- [Requirement] Consider the data that follows and state how many lines contain the string "username", using the number alone.

- [Given records]

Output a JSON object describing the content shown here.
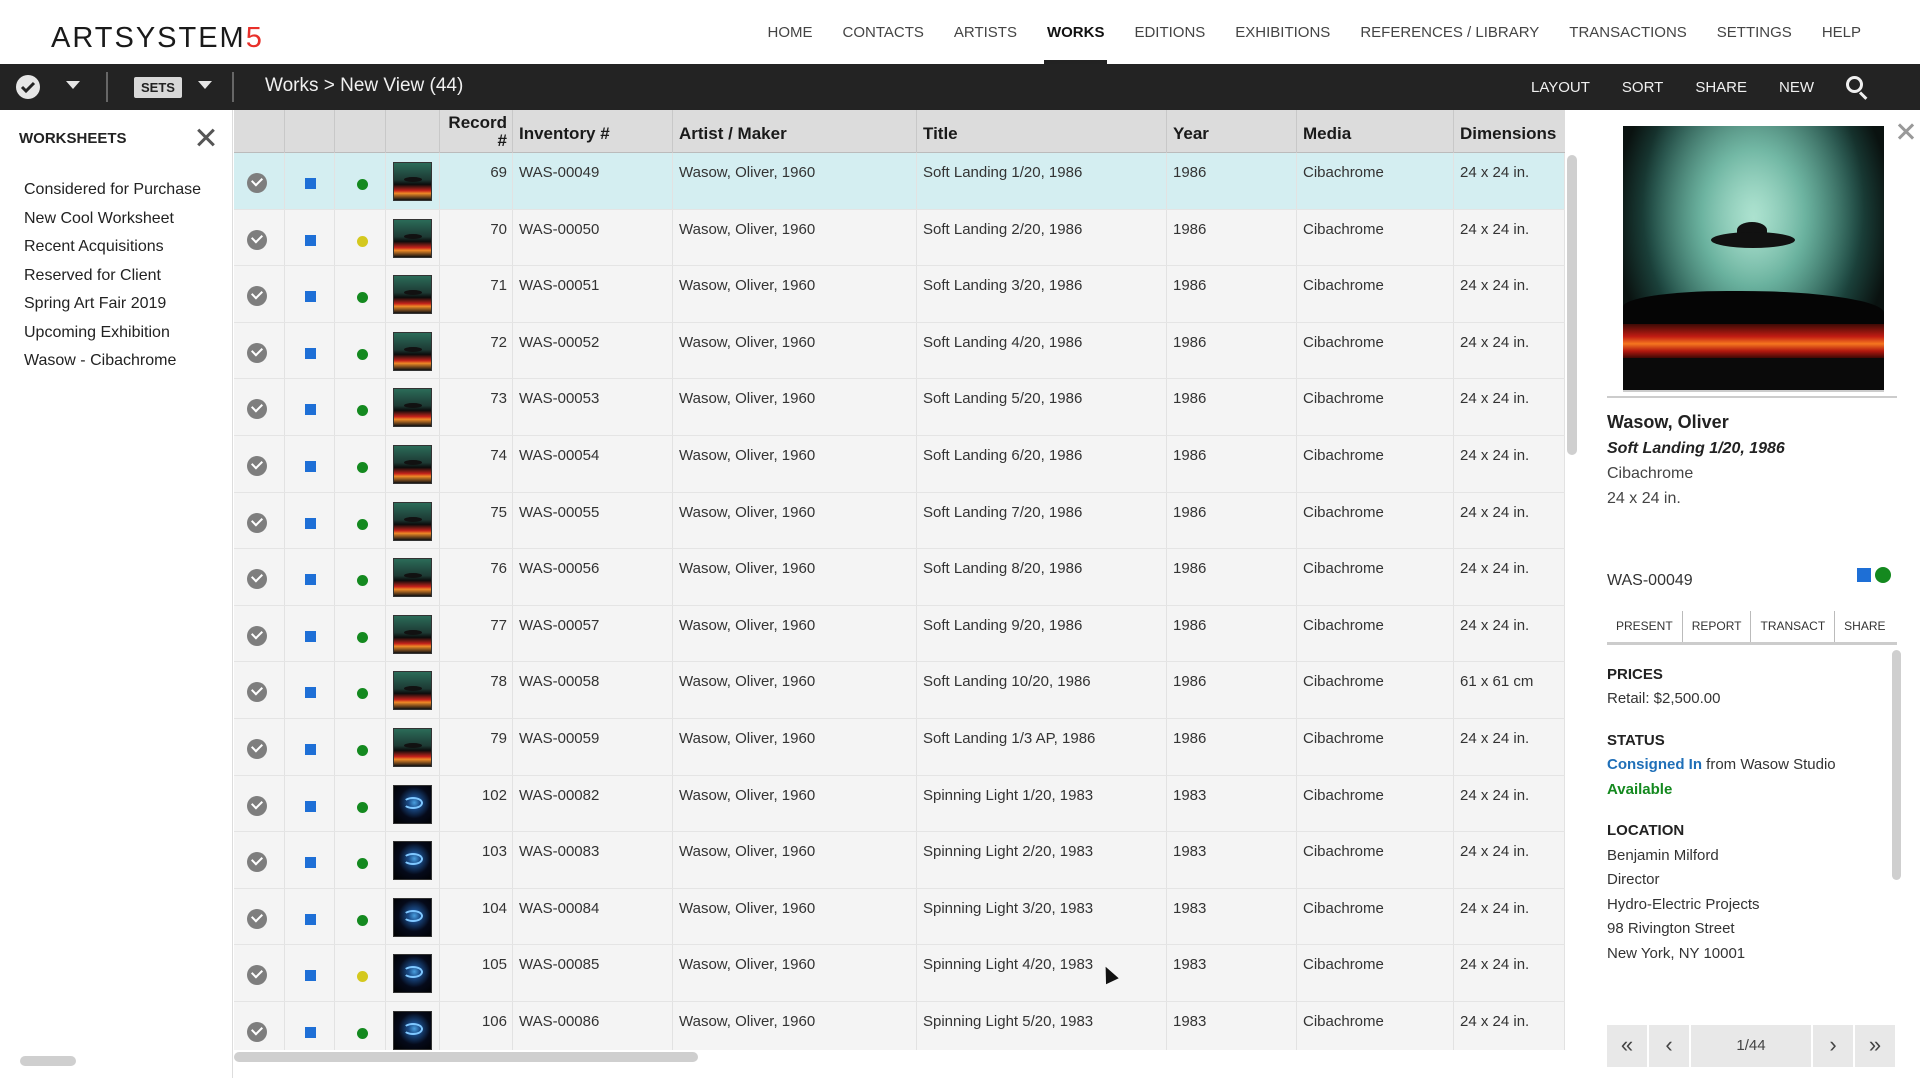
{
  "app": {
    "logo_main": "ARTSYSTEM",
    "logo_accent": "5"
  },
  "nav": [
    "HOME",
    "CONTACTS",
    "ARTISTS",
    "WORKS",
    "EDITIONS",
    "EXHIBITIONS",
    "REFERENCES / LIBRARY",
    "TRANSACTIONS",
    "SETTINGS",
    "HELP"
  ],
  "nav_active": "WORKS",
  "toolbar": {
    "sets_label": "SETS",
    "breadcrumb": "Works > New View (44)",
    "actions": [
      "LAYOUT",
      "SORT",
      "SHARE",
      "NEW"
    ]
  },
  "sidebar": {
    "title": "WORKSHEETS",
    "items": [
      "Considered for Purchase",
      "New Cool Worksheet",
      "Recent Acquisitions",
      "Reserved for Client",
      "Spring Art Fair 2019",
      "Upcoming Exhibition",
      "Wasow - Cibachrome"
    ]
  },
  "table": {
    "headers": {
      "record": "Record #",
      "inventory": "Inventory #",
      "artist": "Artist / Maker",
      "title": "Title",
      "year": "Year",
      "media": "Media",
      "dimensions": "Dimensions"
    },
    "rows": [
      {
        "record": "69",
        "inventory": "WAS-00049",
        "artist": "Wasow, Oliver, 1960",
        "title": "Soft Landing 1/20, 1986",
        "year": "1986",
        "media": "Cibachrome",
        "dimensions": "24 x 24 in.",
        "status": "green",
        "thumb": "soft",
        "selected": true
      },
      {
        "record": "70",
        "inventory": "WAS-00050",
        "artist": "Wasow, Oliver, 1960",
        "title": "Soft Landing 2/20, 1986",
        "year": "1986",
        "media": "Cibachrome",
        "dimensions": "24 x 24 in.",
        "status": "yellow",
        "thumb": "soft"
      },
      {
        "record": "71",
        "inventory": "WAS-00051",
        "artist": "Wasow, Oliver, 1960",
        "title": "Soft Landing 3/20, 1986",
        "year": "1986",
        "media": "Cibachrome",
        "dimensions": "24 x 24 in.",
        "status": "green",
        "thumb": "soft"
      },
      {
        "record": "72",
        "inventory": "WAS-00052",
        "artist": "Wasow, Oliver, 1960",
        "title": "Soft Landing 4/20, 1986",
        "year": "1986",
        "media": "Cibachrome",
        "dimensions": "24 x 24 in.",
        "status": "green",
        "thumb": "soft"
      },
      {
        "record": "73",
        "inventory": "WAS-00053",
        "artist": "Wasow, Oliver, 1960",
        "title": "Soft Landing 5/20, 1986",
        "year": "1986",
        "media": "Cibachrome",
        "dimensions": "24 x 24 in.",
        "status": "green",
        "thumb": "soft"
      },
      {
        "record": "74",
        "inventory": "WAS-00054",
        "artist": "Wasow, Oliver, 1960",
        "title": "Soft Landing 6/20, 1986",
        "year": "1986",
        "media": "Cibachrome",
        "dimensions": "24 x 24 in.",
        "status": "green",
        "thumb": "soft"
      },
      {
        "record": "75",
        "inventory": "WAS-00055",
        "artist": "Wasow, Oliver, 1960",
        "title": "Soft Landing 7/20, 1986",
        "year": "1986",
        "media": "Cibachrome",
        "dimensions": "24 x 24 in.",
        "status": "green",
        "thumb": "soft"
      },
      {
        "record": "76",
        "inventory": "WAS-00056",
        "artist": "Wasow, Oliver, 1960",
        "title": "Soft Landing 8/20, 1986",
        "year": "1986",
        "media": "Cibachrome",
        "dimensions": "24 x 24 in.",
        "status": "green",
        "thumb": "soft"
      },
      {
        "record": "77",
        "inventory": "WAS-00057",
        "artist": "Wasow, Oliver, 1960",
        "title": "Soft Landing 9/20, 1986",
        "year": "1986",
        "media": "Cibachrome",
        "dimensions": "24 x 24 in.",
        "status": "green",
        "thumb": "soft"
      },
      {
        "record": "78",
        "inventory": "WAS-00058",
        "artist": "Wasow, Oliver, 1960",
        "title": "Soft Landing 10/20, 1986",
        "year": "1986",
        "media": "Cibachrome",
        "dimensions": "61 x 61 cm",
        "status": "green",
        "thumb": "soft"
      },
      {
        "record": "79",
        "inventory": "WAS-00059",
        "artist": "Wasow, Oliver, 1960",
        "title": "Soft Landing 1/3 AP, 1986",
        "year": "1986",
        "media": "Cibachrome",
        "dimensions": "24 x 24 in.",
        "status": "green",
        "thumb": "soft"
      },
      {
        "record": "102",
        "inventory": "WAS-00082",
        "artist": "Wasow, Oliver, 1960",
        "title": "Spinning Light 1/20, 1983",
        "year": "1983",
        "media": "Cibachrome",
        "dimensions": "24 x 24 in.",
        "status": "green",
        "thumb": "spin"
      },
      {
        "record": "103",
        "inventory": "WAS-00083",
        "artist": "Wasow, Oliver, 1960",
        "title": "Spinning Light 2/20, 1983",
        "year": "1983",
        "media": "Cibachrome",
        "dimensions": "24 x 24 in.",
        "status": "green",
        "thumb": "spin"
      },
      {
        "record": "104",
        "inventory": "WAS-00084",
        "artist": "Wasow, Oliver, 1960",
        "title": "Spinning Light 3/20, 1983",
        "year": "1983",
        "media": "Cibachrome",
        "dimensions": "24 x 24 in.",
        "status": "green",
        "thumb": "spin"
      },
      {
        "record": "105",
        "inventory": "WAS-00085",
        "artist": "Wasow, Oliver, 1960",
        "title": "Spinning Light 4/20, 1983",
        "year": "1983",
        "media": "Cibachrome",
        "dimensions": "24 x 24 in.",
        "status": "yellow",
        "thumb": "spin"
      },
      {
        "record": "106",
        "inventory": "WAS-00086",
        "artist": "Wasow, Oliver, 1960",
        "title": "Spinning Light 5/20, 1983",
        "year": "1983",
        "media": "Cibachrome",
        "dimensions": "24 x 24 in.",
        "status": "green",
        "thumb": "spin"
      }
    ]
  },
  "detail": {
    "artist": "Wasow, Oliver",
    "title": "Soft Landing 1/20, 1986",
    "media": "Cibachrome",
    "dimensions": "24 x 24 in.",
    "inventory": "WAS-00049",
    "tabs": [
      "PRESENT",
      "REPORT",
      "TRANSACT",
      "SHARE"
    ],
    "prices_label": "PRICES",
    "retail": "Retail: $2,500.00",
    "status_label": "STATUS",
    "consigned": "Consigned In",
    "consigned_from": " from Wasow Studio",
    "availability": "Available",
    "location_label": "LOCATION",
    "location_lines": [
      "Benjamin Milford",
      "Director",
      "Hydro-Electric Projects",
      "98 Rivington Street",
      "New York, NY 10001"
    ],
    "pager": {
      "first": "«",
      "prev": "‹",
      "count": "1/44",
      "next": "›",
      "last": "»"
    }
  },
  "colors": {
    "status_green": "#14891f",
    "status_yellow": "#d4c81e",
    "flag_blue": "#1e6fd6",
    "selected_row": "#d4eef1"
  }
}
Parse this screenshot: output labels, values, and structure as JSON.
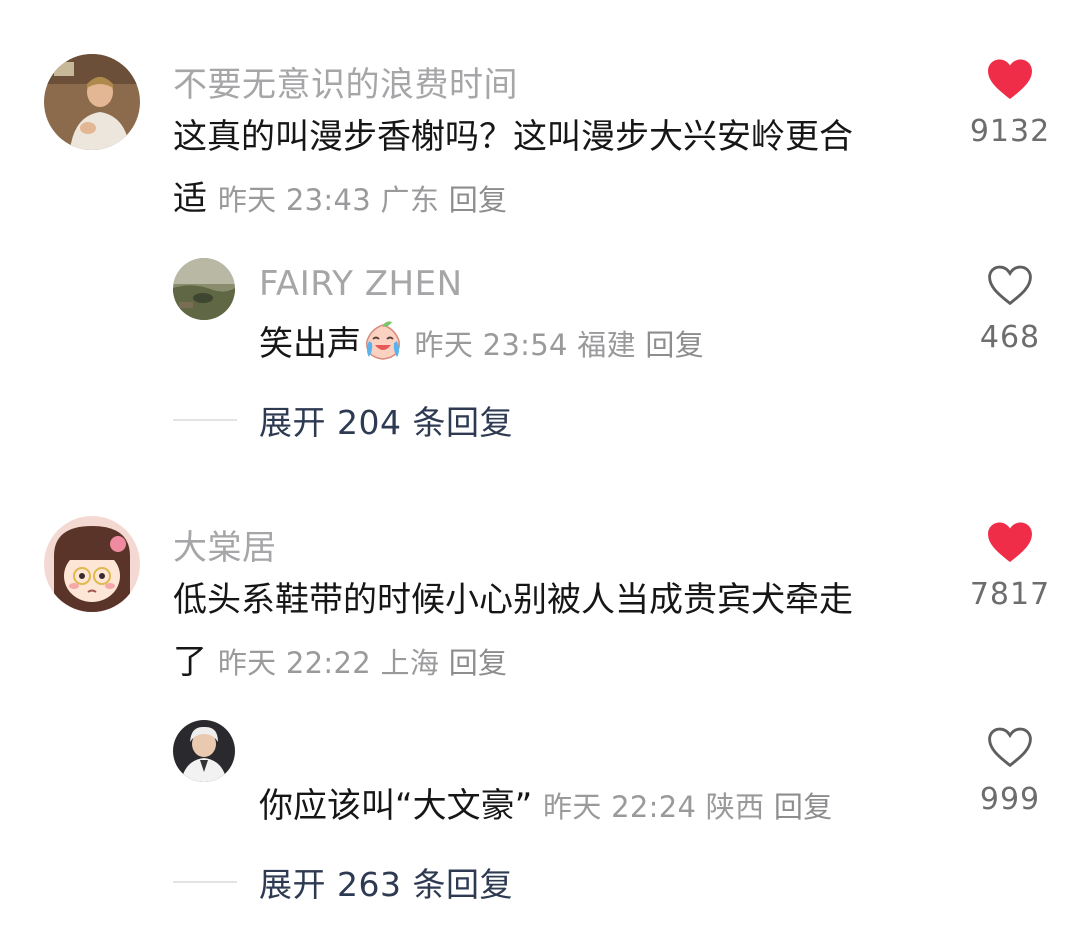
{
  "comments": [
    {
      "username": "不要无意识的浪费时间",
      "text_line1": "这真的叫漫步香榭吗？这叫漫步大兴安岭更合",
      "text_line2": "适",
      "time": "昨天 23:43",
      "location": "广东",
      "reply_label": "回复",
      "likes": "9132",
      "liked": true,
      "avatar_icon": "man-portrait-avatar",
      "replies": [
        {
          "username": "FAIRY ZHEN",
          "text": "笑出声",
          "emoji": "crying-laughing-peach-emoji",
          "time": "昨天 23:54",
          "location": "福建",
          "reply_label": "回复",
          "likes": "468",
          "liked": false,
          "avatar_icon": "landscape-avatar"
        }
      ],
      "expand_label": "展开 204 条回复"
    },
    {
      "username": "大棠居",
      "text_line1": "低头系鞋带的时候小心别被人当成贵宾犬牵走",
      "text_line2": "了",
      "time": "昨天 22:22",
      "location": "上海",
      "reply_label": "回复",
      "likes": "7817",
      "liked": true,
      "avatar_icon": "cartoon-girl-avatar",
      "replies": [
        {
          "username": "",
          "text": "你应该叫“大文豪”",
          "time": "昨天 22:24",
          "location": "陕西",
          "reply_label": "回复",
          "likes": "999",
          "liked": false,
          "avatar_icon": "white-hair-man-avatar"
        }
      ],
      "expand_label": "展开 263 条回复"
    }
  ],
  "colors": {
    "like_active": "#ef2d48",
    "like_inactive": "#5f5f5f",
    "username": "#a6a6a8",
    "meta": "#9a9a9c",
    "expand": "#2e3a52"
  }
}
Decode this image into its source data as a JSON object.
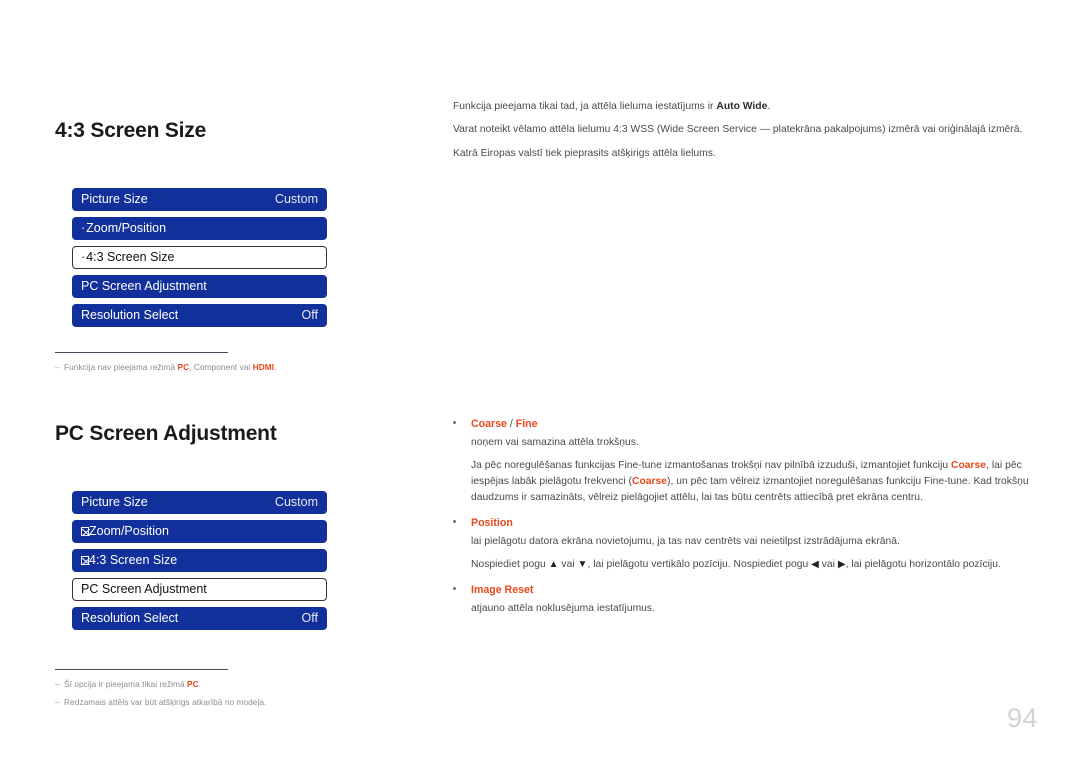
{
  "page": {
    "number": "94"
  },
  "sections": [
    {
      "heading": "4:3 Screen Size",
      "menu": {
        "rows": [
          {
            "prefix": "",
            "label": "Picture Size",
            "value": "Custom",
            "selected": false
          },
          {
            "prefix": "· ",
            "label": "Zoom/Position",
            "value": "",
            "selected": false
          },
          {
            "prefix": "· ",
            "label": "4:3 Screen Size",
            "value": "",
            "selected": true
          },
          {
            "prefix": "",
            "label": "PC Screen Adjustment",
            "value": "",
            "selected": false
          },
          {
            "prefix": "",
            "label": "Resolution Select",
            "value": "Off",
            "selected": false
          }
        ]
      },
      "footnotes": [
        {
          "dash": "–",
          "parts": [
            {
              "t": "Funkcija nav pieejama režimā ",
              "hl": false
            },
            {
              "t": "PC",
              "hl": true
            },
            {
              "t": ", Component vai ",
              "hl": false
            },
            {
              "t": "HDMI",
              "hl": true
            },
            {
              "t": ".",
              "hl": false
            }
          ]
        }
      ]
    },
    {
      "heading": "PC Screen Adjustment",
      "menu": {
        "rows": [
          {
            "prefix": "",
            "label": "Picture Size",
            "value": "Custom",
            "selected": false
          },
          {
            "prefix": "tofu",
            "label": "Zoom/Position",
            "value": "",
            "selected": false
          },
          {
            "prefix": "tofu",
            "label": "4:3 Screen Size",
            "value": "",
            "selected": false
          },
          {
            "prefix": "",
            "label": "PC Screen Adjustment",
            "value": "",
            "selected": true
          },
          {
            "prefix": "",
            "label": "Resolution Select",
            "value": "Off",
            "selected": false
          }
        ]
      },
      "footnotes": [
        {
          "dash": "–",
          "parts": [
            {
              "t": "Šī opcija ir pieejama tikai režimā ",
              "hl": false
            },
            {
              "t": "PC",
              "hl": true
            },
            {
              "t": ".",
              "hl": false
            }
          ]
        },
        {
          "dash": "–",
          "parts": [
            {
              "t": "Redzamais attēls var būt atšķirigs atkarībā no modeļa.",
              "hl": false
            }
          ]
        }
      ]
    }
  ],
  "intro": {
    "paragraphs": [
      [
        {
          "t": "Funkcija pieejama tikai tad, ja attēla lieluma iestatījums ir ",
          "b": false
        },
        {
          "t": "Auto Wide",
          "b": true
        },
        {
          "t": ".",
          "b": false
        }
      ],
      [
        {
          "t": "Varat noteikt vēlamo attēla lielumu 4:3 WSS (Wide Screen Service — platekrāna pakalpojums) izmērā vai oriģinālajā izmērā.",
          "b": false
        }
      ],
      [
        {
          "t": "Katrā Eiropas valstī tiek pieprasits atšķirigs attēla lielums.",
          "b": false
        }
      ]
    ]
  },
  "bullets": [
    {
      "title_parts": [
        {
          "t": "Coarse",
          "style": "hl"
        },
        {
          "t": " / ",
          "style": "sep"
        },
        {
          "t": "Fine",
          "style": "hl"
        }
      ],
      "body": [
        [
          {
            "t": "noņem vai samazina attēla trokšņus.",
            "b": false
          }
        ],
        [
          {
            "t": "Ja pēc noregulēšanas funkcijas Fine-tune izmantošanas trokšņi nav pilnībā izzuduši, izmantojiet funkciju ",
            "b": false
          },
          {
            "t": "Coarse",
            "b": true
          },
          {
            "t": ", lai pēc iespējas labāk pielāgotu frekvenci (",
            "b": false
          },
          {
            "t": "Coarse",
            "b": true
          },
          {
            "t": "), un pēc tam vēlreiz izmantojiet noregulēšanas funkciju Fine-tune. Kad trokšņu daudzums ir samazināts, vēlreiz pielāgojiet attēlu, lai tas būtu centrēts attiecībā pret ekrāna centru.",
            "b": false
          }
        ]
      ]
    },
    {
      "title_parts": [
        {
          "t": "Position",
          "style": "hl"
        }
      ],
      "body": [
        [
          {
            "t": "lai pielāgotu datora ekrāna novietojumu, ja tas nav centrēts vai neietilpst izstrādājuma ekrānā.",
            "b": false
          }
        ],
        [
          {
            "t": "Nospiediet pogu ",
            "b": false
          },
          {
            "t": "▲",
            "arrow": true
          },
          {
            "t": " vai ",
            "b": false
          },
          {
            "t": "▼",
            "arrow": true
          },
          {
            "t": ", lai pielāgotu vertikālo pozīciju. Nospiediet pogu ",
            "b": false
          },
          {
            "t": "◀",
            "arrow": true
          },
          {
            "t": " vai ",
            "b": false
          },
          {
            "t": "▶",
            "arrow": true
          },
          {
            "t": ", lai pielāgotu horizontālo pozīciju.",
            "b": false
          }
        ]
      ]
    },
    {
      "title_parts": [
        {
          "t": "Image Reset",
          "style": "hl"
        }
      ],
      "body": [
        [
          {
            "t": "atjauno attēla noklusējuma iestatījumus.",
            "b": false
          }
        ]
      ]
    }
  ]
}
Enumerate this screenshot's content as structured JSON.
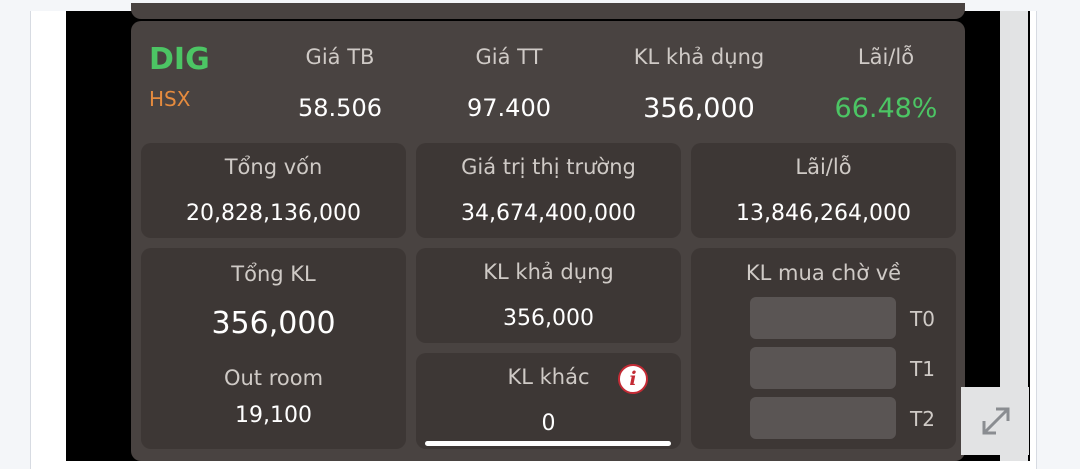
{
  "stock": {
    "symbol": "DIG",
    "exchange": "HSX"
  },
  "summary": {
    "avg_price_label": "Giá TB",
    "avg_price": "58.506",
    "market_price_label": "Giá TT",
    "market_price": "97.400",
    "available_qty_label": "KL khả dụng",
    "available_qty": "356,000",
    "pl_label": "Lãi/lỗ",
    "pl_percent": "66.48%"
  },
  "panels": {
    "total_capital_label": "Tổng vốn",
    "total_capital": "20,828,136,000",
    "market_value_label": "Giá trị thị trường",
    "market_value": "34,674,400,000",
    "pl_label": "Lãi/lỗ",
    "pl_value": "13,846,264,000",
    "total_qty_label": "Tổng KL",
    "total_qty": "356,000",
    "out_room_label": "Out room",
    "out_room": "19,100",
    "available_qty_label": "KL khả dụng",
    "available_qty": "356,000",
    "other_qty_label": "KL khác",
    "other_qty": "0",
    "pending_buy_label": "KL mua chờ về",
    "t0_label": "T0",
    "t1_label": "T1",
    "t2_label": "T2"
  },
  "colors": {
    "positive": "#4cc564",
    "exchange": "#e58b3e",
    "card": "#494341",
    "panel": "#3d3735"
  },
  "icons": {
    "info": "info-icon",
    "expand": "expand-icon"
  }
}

- [Response area] 5